12. In Jafferbhai v. Purshottam the Court was considering a practice similar to that which we have to consider in this case. But it was a case under Section 247. There had been an order of acquittal and it appears from the judgments both of Mr. Justice Patkar and Mr. Justice Wild that that was really the consideration which weighed with the Court there. Apparently it was suggested in the course of the argument that the Court had no power at all in revision to set aside an order of acquittal. That contention the learned Judges negatived and they expressed the view that in very rare cases the Court has the power to interfere in revision even with an order of acquittal. It does not appear that the practice followed in the Magistrate's Court was at all fully examined or that there was any discussion of the requirements of Sections 247 and 259. We think, therefore, that the fact that the Court refused to interfere in that case cannot be regarded as a precedent which debars us from considering the propriety of the practice in question or from interfering in a case where we consider that justice requires it. We, therefore, set aside the order of the learned Magistrate discharging the accused in this case and direct that the case be proceeded with from the stage at which that order was made.

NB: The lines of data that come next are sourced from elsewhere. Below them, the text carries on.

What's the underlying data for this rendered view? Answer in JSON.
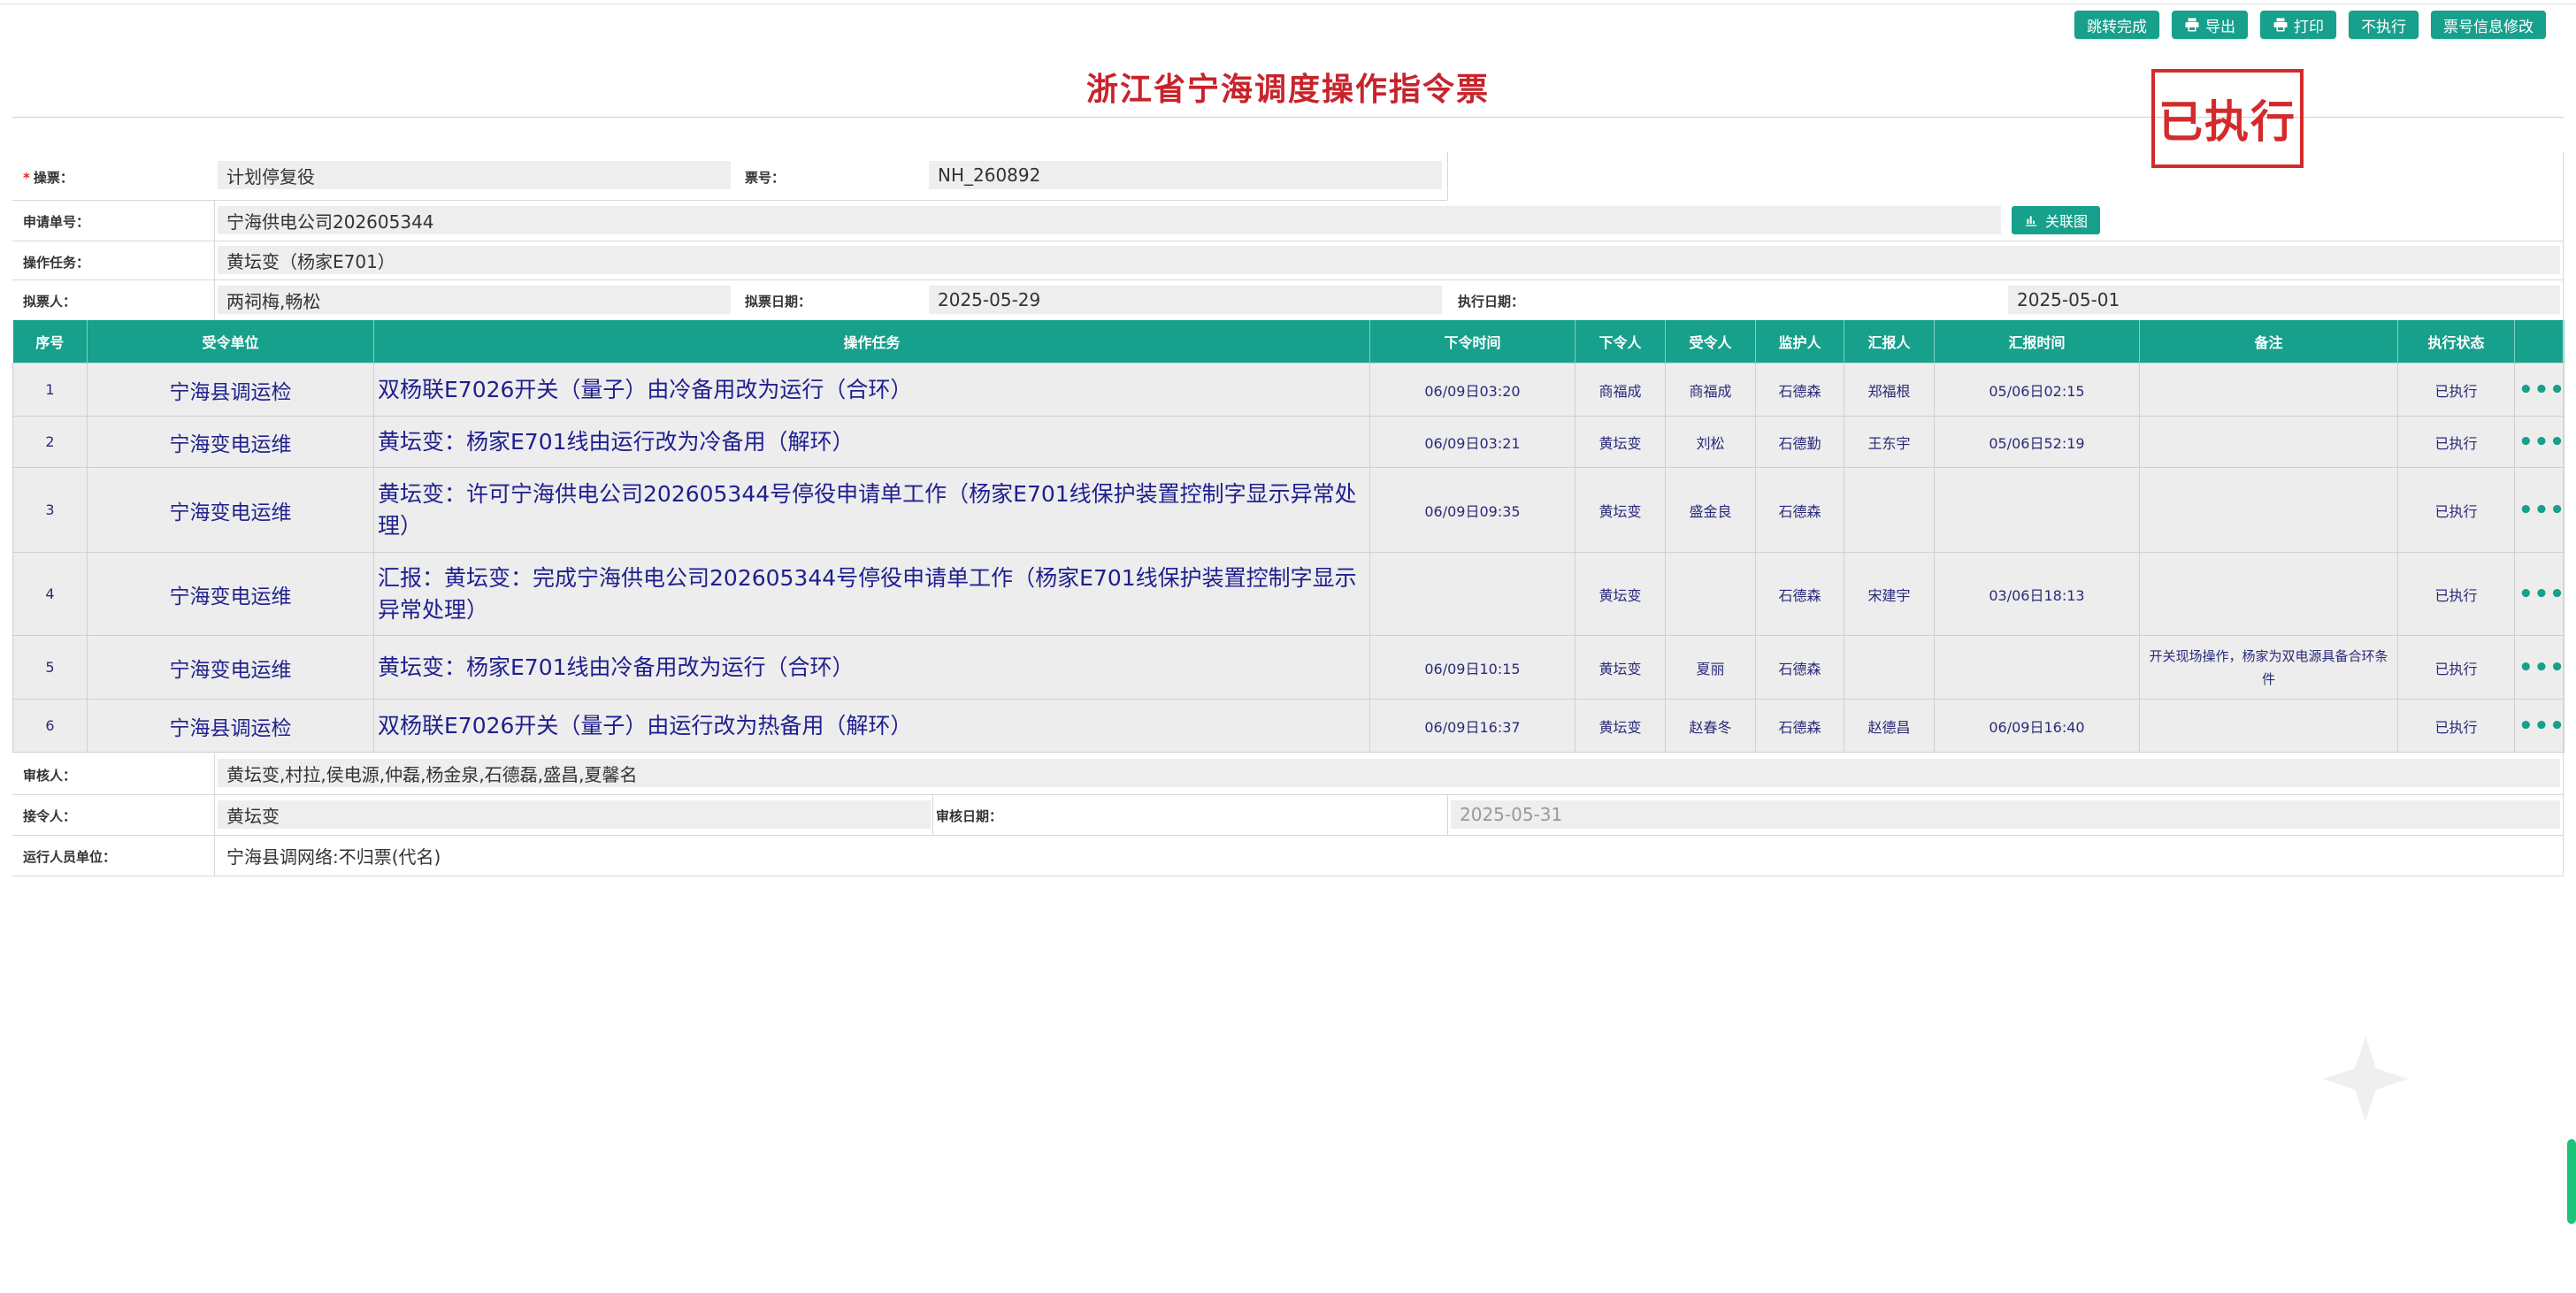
{
  "toolbar": {
    "buttons": [
      "跳转完成",
      "导出",
      "打印",
      "不执行",
      "票号信息修改"
    ]
  },
  "title": "浙江省宁海调度操作指令票",
  "stamp": "已执行",
  "form": {
    "row1": {
      "label1": "操票",
      "value1": "计划停复役",
      "label2": "票号",
      "value2": "NH_260892"
    },
    "row2": {
      "label": "申请单号",
      "value": "宁海供电公司202605344",
      "button": "关联图"
    },
    "row3": {
      "label": "操作任务",
      "value": "黄坛变（杨家E701）"
    },
    "row4": {
      "label1": "拟票人",
      "value1": "两祠梅,畅松",
      "label2": "拟票日期",
      "value2": "2025-05-29",
      "label3": "执行日期",
      "value3": "2025-05-01"
    }
  },
  "table": {
    "headers": [
      "序号",
      "受令单位",
      "操作任务",
      "下令时间",
      "下令人",
      "受令人",
      "监护人",
      "汇报人",
      "汇报时间",
      "备注",
      "执行状态",
      ""
    ],
    "rows": [
      {
        "no": "1",
        "station": "宁海县调运检",
        "task": "双杨联E7026开关（量子）由冷备用改为运行（合环）",
        "time": "06/09日03:20",
        "issuer": "商福成",
        "receiver": "商福成",
        "monitor": "石德森",
        "reporter": "郑福根",
        "rtime": "05/06日02:15",
        "note": "",
        "status": "已执行"
      },
      {
        "no": "2",
        "station": "宁海变电运维",
        "task": "黄坛变：杨家E701线由运行改为冷备用（解环）",
        "time": "06/09日03:21",
        "issuer": "黄坛变",
        "receiver": "刘松",
        "monitor": "石德勤",
        "reporter": "王东宇",
        "rtime": "05/06日52:19",
        "note": "",
        "status": "已执行"
      },
      {
        "no": "3",
        "station": "宁海变电运维",
        "task": "黄坛变：许可宁海供电公司202605344号停役申请单工作（杨家E701线保护装置控制字显示异常处理）",
        "time": "06/09日09:35",
        "issuer": "黄坛变",
        "receiver": "盛金良",
        "monitor": "石德森",
        "reporter": "",
        "rtime": "",
        "note": "",
        "status": "已执行"
      },
      {
        "no": "4",
        "station": "宁海变电运维",
        "task": "汇报：黄坛变：完成宁海供电公司202605344号停役申请单工作（杨家E701线保护装置控制字显示异常处理）",
        "time": "",
        "issuer": "黄坛变",
        "receiver": "",
        "monitor": "石德森",
        "reporter": "宋建宇",
        "rtime": "03/06日18:13",
        "note": "",
        "status": "已执行"
      },
      {
        "no": "5",
        "station": "宁海变电运维",
        "task": "黄坛变：杨家E701线由冷备用改为运行（合环）",
        "time": "06/09日10:15",
        "issuer": "黄坛变",
        "receiver": "夏丽",
        "monitor": "石德森",
        "reporter": "",
        "rtime": "",
        "note": "开关现场操作，杨家为双电源具备合环条件",
        "status": "已执行"
      },
      {
        "no": "6",
        "station": "宁海县调运检",
        "task": "双杨联E7026开关（量子）由运行改为热备用（解环）",
        "time": "06/09日16:37",
        "issuer": "黄坛变",
        "receiver": "赵春冬",
        "monitor": "石德森",
        "reporter": "赵德昌",
        "rtime": "06/09日16:40",
        "note": "",
        "status": "已执行"
      }
    ]
  },
  "footer": {
    "row1": {
      "label": "审核人",
      "value": "黄坛变,村拉,侯电源,仲磊,杨金泉,石德磊,盛昌,夏馨名"
    },
    "row2": {
      "label1": "接令人",
      "value1": "黄坛变",
      "label2": "审核日期",
      "value2": "2025-05-31"
    },
    "row3": {
      "label": "运行人员单位",
      "value": "宁海县调网络:不归票(代名)"
    }
  }
}
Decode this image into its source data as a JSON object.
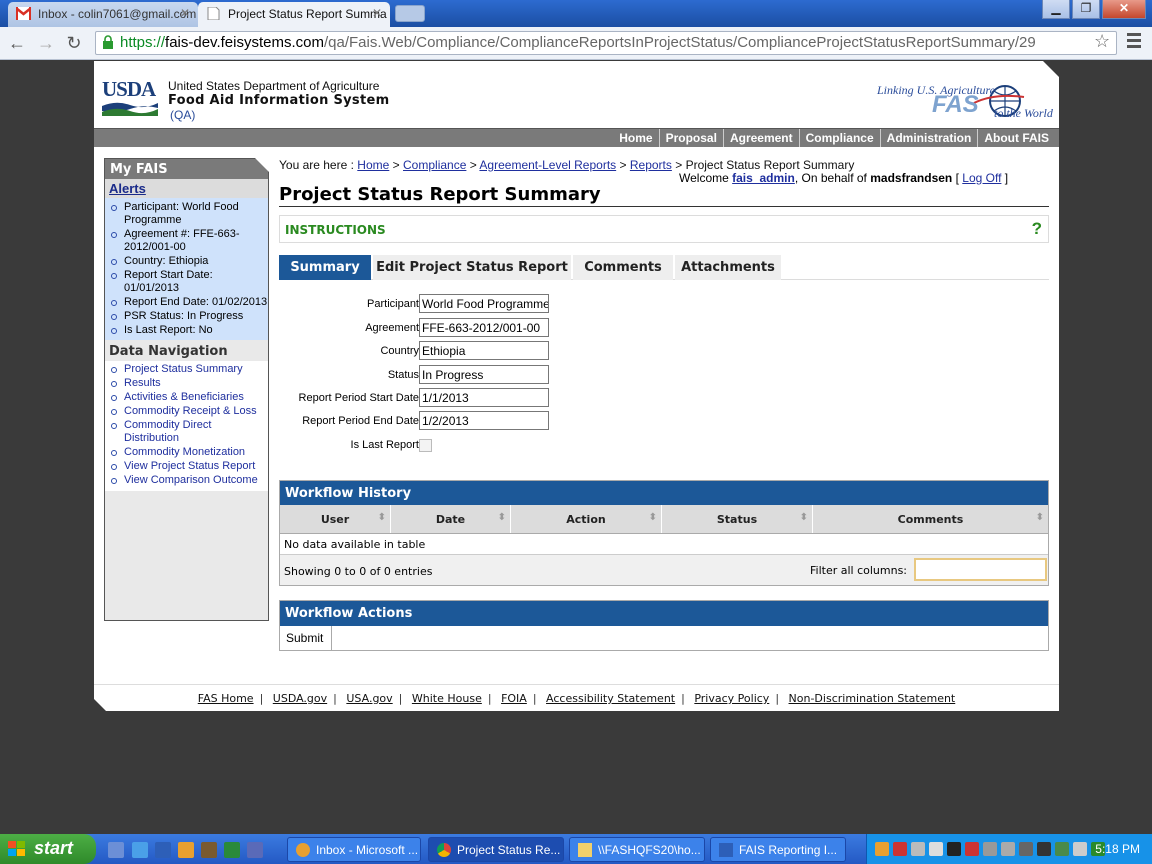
{
  "browser": {
    "tabs": [
      {
        "title": "Inbox - colin7061@gmail.com"
      },
      {
        "title": "Project Status Report Summa"
      }
    ],
    "url": {
      "scheme": "https://",
      "host": "fais-dev.feisystems.com",
      "path": "/qa/Fais.Web/Compliance/ComplianceReportsInProjectStatus/ComplianceProjectStatusReportSummary/29"
    },
    "window_buttons": {
      "minimize": "▁",
      "maximize": "❐",
      "close": "✕"
    }
  },
  "header": {
    "logo_text": "USDA",
    "org_line1": "United States Department of Agriculture",
    "org_line2": "Food Aid Information System",
    "org_line3": "(QA)",
    "fas_tag1": "Linking U.S. Agriculture",
    "fas_big": "FAS",
    "fas_tag2": "to the World"
  },
  "topmenu": [
    "Home",
    "Proposal",
    "Agreement",
    "Compliance",
    "Administration",
    "About FAIS"
  ],
  "sidebar": {
    "title": "My FAIS",
    "alerts_title": "Alerts",
    "alerts": [
      "Participant: World Food Programme",
      "Agreement #: FFE-663-2012/001-00",
      "Country: Ethiopia",
      "Report Start Date: 01/01/2013",
      "Report End Date: 01/02/2013",
      "PSR Status: In Progress",
      "Is Last Report: No"
    ],
    "data_nav_title": "Data Navigation",
    "data_nav": [
      "Project Status Summary",
      "Results",
      "Activities & Beneficiaries",
      "Commodity Receipt & Loss",
      "Commodity Direct Distribution",
      "Commodity Monetization",
      "View Project Status Report",
      "View Comparison Outcome"
    ]
  },
  "breadcrumb": {
    "prefix": "You are here :",
    "links": [
      "Home",
      "Compliance",
      "Agreement-Level Reports",
      "Reports"
    ],
    "current": "Project Status Report Summary",
    "sep": ">"
  },
  "welcome": {
    "label": "Welcome",
    "user": "fais_admin",
    "behalf_label": ", On behalf of",
    "behalf_user": "madsfrandsen",
    "logoff": "Log Off"
  },
  "page_title": "Project Status Report Summary",
  "instructions": {
    "label": "INSTRUCTIONS",
    "help": "?"
  },
  "tabs": [
    "Summary",
    "Edit Project Status Report",
    "Comments",
    "Attachments"
  ],
  "form": {
    "participant": {
      "label": "Participant",
      "value": "World Food Programme"
    },
    "agreement": {
      "label": "Agreement",
      "value": "FFE-663-2012/001-00"
    },
    "country": {
      "label": "Country",
      "value": "Ethiopia"
    },
    "status": {
      "label": "Status",
      "value": "In Progress"
    },
    "start": {
      "label": "Report Period Start Date",
      "value": "1/1/2013"
    },
    "end": {
      "label": "Report Period End Date",
      "value": "1/2/2013"
    },
    "last": {
      "label": "Is Last Report",
      "checked": false
    }
  },
  "workflow_history": {
    "title": "Workflow History",
    "columns": [
      "User",
      "Date",
      "Action",
      "Status",
      "Comments"
    ],
    "empty": "No data available in table",
    "showing": "Showing 0 to 0 of 0 entries",
    "filter_label": "Filter all columns:",
    "filter_value": ""
  },
  "workflow_actions": {
    "title": "Workflow Actions",
    "submit": "Submit"
  },
  "footer": [
    "FAS Home",
    "USDA.gov",
    "USA.gov",
    "White House",
    "FOIA",
    "Accessibility Statement",
    "Privacy Policy",
    "Non-Discrimination Statement"
  ],
  "taskbar": {
    "start": "start",
    "tasks": [
      "Inbox - Microsoft ...",
      "Project Status Re...",
      "\\\\FASHQFS20\\ho...",
      "FAIS Reporting I..."
    ],
    "clock": "5:18 PM"
  }
}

13. I entirely concur with the conclusions as well as the reasons given by my learned brother. There would be nothing objectionable, under the Criminal Procedure Code, to the practice of taking a roll-call of all the cases on the board at any particular hour of the day when the board is heavy for the purpose of postponing such cases as are not likely to be taken up on that day so that the parties may be relieved, and the learned Magistrate does state in his report that a roll-call is taken for that purpose, and he further states that this particular case would not have been taken up on that day even if the complainant was present in Court. But when the Magistrate states further that the applicant should not be allowed to put that as an excuse for her absence as she was bound to be present in Court till the case was postponed in the Usual course, then, in my opinion, it would be an abuse of the practice, and would operate as a trap for the unwary, because if the roll-call is to be made only for the purpose of postponing the cases, then an order made in the case of an accused for the issue of a warrant or in the case of a complainant for the discharge or acquittal of the accused, if by some chance the party is absent at the time of the roll-call, would be against the principles of natural justice. I think, therefore, that, in view of the reasons the learned Magistrate himself has given about the object of the roll-call, the step that he has taken in discharging the accused is unjustified. I, therefore, agree that the rule in this case should be made absolute.